Do you think there is a false assumption that servant leadership is something you practice after retirement? How can anyone, from students to senior executives, embrace servant leadership as an essential vehicle for leading in today’s world?
“I would say that if anyone holds that thought it is TOO late. We have to have servant-leaders step up at every level within society. We need students who will stand up for others at school who are being bullied, we need senior tenured faculty members to mentor assistant professors, we need team leaders sharing their expertise with their peers, we need managers to guide and teach new employees so that they can contribute and give back, we need senior executives to walk in the footsteps of the culture map they have drawn. This is about building a more caring and just society…it takes everyone!”
What are some of the initiatives the Greenleaf Center is working on these days?

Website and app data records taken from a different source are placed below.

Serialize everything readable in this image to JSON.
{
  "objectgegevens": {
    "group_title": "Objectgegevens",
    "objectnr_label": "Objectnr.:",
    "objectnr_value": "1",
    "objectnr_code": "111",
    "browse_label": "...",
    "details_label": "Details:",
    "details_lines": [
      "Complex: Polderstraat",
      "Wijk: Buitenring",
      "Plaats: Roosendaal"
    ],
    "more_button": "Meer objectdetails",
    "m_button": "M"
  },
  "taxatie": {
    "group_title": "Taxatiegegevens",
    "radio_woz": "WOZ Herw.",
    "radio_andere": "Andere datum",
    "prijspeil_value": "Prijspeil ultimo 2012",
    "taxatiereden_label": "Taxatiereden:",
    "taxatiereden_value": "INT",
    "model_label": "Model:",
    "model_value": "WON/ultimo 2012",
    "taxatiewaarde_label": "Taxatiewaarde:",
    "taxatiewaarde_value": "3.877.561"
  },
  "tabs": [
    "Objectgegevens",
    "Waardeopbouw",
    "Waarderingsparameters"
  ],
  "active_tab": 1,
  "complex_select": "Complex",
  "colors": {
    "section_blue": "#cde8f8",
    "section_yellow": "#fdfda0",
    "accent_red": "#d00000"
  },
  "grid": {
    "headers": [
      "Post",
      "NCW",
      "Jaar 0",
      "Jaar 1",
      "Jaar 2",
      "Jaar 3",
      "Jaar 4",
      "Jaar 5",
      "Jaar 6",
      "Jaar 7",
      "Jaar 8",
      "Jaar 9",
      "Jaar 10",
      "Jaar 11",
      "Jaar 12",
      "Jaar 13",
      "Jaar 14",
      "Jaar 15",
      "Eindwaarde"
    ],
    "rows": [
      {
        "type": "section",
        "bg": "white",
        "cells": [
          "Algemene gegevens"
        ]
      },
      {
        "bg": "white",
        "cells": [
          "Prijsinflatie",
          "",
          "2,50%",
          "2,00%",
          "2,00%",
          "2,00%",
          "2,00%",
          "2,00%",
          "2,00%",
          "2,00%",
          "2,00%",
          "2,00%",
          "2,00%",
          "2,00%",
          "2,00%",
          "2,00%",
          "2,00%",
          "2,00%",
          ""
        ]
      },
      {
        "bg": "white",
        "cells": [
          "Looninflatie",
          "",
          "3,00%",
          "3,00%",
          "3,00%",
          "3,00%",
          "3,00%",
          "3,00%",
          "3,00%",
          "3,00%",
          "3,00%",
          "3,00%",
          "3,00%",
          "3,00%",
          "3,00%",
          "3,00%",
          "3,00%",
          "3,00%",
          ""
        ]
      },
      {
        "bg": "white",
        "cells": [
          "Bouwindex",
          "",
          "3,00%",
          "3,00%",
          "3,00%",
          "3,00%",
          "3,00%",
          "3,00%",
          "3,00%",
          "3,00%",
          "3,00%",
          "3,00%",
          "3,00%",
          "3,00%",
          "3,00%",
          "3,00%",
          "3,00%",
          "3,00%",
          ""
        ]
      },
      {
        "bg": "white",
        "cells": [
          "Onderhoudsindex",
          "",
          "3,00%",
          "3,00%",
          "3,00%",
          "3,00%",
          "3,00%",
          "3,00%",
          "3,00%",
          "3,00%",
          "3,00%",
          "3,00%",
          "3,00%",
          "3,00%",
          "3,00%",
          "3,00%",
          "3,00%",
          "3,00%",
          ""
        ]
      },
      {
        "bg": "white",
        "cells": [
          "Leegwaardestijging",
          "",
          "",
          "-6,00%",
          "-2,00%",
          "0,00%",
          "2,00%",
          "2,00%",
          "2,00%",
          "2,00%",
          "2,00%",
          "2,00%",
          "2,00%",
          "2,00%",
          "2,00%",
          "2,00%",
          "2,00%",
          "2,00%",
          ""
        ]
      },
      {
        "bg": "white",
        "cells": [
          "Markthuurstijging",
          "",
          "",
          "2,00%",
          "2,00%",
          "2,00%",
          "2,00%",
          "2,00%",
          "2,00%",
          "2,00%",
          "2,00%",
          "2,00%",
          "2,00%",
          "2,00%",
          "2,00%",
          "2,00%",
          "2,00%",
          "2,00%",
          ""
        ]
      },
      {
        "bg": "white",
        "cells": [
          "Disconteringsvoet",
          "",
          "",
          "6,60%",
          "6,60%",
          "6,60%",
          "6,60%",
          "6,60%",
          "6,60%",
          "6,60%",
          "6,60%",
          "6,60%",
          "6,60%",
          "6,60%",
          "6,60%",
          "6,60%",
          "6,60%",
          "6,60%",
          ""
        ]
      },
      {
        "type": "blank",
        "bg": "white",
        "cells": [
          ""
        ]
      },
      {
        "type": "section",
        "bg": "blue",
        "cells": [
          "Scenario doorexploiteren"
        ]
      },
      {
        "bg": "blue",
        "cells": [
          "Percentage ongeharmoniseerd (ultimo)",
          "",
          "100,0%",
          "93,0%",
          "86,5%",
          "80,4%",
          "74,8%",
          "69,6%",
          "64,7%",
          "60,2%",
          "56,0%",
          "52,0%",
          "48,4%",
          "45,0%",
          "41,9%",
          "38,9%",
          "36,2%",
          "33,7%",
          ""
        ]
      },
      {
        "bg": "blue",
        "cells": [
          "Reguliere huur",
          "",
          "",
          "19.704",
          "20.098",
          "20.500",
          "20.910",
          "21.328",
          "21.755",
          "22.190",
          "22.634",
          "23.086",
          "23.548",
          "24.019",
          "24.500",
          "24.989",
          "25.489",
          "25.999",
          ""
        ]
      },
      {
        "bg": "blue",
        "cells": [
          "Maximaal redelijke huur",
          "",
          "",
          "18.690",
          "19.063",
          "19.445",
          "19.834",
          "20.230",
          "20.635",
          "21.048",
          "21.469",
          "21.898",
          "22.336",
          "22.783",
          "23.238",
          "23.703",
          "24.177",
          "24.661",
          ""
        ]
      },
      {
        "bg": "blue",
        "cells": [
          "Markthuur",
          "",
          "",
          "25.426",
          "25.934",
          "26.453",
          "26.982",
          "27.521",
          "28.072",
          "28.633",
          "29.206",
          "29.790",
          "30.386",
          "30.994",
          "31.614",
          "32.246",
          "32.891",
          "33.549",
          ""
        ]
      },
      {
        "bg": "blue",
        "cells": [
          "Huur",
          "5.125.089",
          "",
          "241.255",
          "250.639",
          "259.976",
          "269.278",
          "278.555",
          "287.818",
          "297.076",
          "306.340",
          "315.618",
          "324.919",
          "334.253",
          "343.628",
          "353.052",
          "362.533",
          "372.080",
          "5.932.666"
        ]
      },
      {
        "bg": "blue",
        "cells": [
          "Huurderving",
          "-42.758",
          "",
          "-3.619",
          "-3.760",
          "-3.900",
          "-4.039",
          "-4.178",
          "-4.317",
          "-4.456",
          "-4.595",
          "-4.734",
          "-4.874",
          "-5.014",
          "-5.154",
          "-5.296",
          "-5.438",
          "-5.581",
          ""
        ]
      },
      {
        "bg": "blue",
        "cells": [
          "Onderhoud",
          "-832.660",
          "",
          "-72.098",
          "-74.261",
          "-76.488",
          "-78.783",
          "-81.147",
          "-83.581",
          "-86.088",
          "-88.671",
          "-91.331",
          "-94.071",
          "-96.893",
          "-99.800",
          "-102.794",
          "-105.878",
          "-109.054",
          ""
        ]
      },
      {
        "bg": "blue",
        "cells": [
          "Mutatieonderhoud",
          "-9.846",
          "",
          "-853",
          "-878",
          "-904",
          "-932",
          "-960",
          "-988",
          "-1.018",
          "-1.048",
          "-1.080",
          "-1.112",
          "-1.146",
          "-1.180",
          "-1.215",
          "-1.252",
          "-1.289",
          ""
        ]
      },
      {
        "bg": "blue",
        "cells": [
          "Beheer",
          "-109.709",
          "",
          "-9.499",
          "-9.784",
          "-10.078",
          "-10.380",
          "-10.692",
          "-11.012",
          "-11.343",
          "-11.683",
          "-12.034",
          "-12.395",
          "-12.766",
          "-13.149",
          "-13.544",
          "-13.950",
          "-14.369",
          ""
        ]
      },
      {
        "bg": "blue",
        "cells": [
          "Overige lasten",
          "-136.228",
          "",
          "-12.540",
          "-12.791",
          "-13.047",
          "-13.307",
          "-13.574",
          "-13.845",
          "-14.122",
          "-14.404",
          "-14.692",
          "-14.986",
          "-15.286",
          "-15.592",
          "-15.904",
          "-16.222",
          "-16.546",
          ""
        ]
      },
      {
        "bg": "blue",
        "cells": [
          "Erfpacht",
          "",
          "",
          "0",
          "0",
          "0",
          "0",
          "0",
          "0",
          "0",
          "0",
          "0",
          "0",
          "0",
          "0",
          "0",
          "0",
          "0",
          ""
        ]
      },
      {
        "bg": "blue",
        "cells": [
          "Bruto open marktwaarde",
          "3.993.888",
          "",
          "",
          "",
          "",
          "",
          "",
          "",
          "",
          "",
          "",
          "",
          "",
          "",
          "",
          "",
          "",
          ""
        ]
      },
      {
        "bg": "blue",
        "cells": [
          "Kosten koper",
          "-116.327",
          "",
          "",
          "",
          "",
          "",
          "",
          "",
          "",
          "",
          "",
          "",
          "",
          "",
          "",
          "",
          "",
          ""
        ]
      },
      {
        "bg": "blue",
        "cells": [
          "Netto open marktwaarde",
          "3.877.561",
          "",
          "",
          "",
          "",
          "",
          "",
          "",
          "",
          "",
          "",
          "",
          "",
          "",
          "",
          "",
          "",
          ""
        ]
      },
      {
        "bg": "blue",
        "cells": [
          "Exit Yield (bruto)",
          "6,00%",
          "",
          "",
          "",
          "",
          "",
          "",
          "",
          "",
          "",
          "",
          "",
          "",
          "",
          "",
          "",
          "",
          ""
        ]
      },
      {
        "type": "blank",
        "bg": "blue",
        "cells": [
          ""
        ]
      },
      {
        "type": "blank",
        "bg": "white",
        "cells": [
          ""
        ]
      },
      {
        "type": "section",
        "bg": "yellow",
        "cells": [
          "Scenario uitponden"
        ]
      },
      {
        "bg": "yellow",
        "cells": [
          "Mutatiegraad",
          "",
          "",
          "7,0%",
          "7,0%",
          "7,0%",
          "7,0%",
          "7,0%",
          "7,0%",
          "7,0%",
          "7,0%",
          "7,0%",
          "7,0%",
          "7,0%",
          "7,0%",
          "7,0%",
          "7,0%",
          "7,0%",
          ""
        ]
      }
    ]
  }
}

“The Greenleaf Center for Servant Leadership® is focused on promoting the awareness and practice of servant leadership. In addition to a bookstore (https://www.greenleaf.org /products-page/) filled with original texts written by our founder and other author’s offerings, we provide workshops, keynotes and three certificate programs offered through our Greenleaf Academy (https://www.greenleaf.org/greenleaf-academy/).
The Greenleaf Center will also be launching a consultant certification this summer and we are planning a conference for late 2017.”
How can individuals and organization engage with the Greenleaf Center to support your mission and tap into the game-changing thought leadership of Robert Greenleaf’s extensive work on servant leadership?
“Please go to our website (Greenleaf.org) and sign up to receive our email newsletter and learn the numerous ways individuals, non-profits and companies can tap into the life-changing work of Robert K. Greenleaf and support our efforts to educate the world on the importance of adapting the servant leadership model.”
To learn more about the Robert K. Greenleaf Center for Servant Leadership, please visit www.Greenleaf.org.